+ | By [[Power of a Point]] on point <math>P</math> with respect to circle <math>k_1</math>, we have that <math>PM^2=PB\cdot PA</math>. Using Power of a Point on point <math>P</math> with respect to circle <math>k_2</math> gives that <math>PN^2=PB\cdot PA</math>. Therefore <math>PM^2=PN^2</math> and <math>PM=PN</math>. Since <math>MN=2AM</math>, <math>MA=MP</math>. We now see that <math>\triangle APM</math> is a <math>45-45-90</math> triangle. Since it is similar to <math>\triangle MPA</math>, <math>\angle PMB \cong \boxed {\angle NMB \cong 45 \degree \cong \frac{\pi}{4}}</math>. |

## Revision as of 22:02, 22 December 2020

## Section 2

Let the circles and intersect at two points and , and let be a common tangent of and that touches and at and respectively. If and , evaluate the angle .

## Solution

Let and be the centers of circles and respectively. Also let be the intersection of and line .

Note that is perpendicular to since is a tangent of . In order for to be perpendicular to , must be the point diametrically opposite . Note that is a right angle since it inscribes a diameter. By AA similarity, . This gives that .

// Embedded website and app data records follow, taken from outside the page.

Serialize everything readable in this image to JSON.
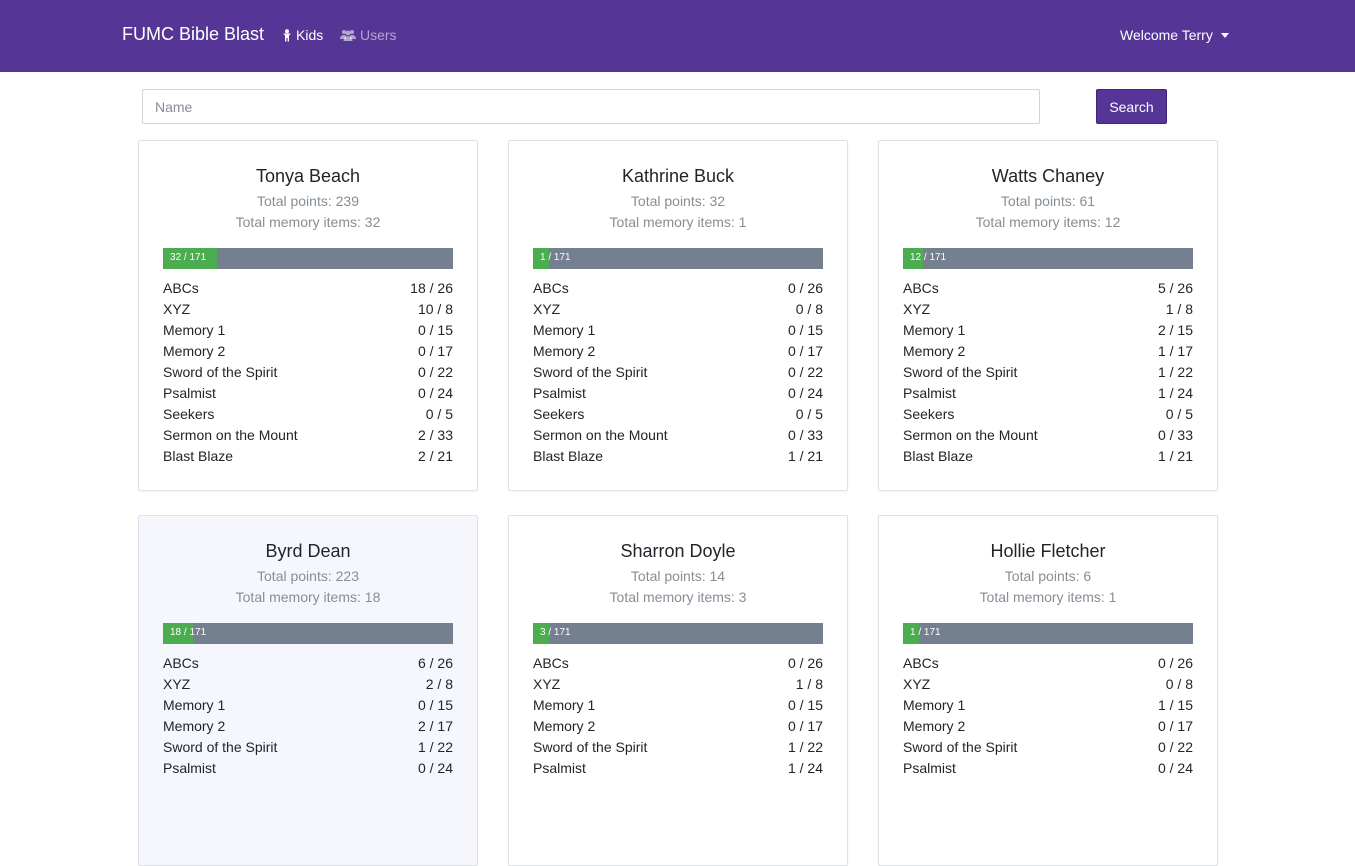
{
  "navbar": {
    "brand": "FUMC Bible Blast",
    "kids_label": "Kids",
    "users_label": "Users",
    "welcome_label": "Welcome Terry"
  },
  "search": {
    "placeholder": "Name",
    "value": "",
    "button_label": "Search"
  },
  "kids": [
    {
      "name": "Tonya Beach",
      "total_points": "Total points: 239",
      "total_memory": "Total memory items: 32",
      "progress_label": "32 / 171",
      "progress_fraction": 0.187,
      "categories": [
        {
          "name": "ABCs",
          "value": "18 / 26"
        },
        {
          "name": "XYZ",
          "value": "10 / 8"
        },
        {
          "name": "Memory 1",
          "value": "0 / 15"
        },
        {
          "name": "Memory 2",
          "value": "0 / 17"
        },
        {
          "name": "Sword of the Spirit",
          "value": "0 / 22"
        },
        {
          "name": "Psalmist",
          "value": "0 / 24"
        },
        {
          "name": "Seekers",
          "value": "0 / 5"
        },
        {
          "name": "Sermon on the Mount",
          "value": "2 / 33"
        },
        {
          "name": "Blast Blaze",
          "value": "2 / 21"
        }
      ]
    },
    {
      "name": "Kathrine Buck",
      "total_points": "Total points: 32",
      "total_memory": "Total memory items: 1",
      "progress_label": "1 / 171",
      "progress_fraction": 0.006,
      "categories": [
        {
          "name": "ABCs",
          "value": "0 / 26"
        },
        {
          "name": "XYZ",
          "value": "0 / 8"
        },
        {
          "name": "Memory 1",
          "value": "0 / 15"
        },
        {
          "name": "Memory 2",
          "value": "0 / 17"
        },
        {
          "name": "Sword of the Spirit",
          "value": "0 / 22"
        },
        {
          "name": "Psalmist",
          "value": "0 / 24"
        },
        {
          "name": "Seekers",
          "value": "0 / 5"
        },
        {
          "name": "Sermon on the Mount",
          "value": "0 / 33"
        },
        {
          "name": "Blast Blaze",
          "value": "1 / 21"
        }
      ]
    },
    {
      "name": "Watts Chaney",
      "total_points": "Total points: 61",
      "total_memory": "Total memory items: 12",
      "progress_label": "12 / 171",
      "progress_fraction": 0.07,
      "categories": [
        {
          "name": "ABCs",
          "value": "5 / 26"
        },
        {
          "name": "XYZ",
          "value": "1 / 8"
        },
        {
          "name": "Memory 1",
          "value": "2 / 15"
        },
        {
          "name": "Memory 2",
          "value": "1 / 17"
        },
        {
          "name": "Sword of the Spirit",
          "value": "1 / 22"
        },
        {
          "name": "Psalmist",
          "value": "1 / 24"
        },
        {
          "name": "Seekers",
          "value": "0 / 5"
        },
        {
          "name": "Sermon on the Mount",
          "value": "0 / 33"
        },
        {
          "name": "Blast Blaze",
          "value": "1 / 21"
        }
      ]
    },
    {
      "name": "Byrd Dean",
      "total_points": "Total points: 223",
      "total_memory": "Total memory items: 18",
      "progress_label": "18 / 171",
      "progress_fraction": 0.105,
      "categories": [
        {
          "name": "ABCs",
          "value": "6 / 26"
        },
        {
          "name": "XYZ",
          "value": "2 / 8"
        },
        {
          "name": "Memory 1",
          "value": "0 / 15"
        },
        {
          "name": "Memory 2",
          "value": "2 / 17"
        },
        {
          "name": "Sword of the Spirit",
          "value": "1 / 22"
        },
        {
          "name": "Psalmist",
          "value": "0 / 24"
        }
      ]
    },
    {
      "name": "Sharron Doyle",
      "total_points": "Total points: 14",
      "total_memory": "Total memory items: 3",
      "progress_label": "3 / 171",
      "progress_fraction": 0.018,
      "categories": [
        {
          "name": "ABCs",
          "value": "0 / 26"
        },
        {
          "name": "XYZ",
          "value": "1 / 8"
        },
        {
          "name": "Memory 1",
          "value": "0 / 15"
        },
        {
          "name": "Memory 2",
          "value": "0 / 17"
        },
        {
          "name": "Sword of the Spirit",
          "value": "1 / 22"
        },
        {
          "name": "Psalmist",
          "value": "1 / 24"
        }
      ]
    },
    {
      "name": "Hollie Fletcher",
      "total_points": "Total points: 6",
      "total_memory": "Total memory items: 1",
      "progress_label": "1 / 171",
      "progress_fraction": 0.006,
      "categories": [
        {
          "name": "ABCs",
          "value": "0 / 26"
        },
        {
          "name": "XYZ",
          "value": "0 / 8"
        },
        {
          "name": "Memory 1",
          "value": "1 / 15"
        },
        {
          "name": "Memory 2",
          "value": "0 / 17"
        },
        {
          "name": "Sword of the Spirit",
          "value": "0 / 22"
        },
        {
          "name": "Psalmist",
          "value": "0 / 24"
        }
      ]
    }
  ],
  "colors": {
    "brand": "#553595",
    "progress_fill": "#4cad50",
    "progress_track": "#74808f"
  },
  "icons": {
    "kids": "child-icon",
    "users": "users-icon"
  }
}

By Power of a Point on point with respect to circle , we have that . Using Power of a Point on point with respect to circle gives that . Therefore and . Since , . We now see that is a triangle. Since it is similar to , $\angle PMB \cong \boxed {\angle NMB \cong 45 \degree \cong \frac{\pi}{4}}$ (Error compiling LaTeX. ! Undefined control sequence.).